Directions: Every line that appears in the listing is to be set down verbatim.

Information provided:
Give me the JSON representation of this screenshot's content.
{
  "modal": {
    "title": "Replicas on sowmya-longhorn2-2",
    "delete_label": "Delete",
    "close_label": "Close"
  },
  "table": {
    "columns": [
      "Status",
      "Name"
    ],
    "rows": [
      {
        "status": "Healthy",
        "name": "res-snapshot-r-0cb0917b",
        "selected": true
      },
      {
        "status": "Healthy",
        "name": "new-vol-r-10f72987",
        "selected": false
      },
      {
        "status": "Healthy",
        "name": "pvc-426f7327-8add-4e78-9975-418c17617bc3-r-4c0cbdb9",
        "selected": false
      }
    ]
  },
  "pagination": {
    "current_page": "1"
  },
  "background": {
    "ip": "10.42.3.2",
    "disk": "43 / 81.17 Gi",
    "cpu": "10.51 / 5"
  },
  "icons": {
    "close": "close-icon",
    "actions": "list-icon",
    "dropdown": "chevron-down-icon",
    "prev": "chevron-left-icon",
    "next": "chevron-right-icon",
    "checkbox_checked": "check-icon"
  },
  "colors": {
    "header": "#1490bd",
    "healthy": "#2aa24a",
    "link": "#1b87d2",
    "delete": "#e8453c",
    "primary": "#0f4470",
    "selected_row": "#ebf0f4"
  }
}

Expected output:
Give me the JSON representation of this screenshot's content.
{
  "modal": {
    "title": "Replicas on sowmya-longhorn2-2",
    "delete_label": "Delete",
    "close_label": "Close"
  },
  "table": {
    "columns": [
      "Status",
      "Name"
    ],
    "rows": [
      {
        "status": "Healthy",
        "name": "res-snapshot-r-0cb0917b",
        "selected": true
      },
      {
        "status": "Healthy",
        "name": "new-vol-r-10f72987",
        "selected": false
      },
      {
        "status": "Healthy",
        "name": "pvc-426f7327-8add-4e78-9975-418c17617bc3-r-4c0cbdb9",
        "selected": false
      }
    ]
  },
  "pagination": {
    "current_page": "1"
  },
  "background": {
    "ip": "10.42.3.2",
    "disk": "43 / 81.17 Gi",
    "cpu": "10.51 / 5"
  },
  "icons": {
    "close": "close-icon",
    "actions": "list-icon",
    "dropdown": "chevron-down-icon",
    "prev": "chevron-left-icon",
    "next": "chevron-right-icon",
    "checkbox_checked": "check-icon"
  },
  "colors": {
    "header": "#1490bd",
    "healthy": "#2aa24a",
    "link": "#1b87d2",
    "delete": "#e8453c",
    "primary": "#0f4470",
    "selected_row": "#ebf0f4"
  }
}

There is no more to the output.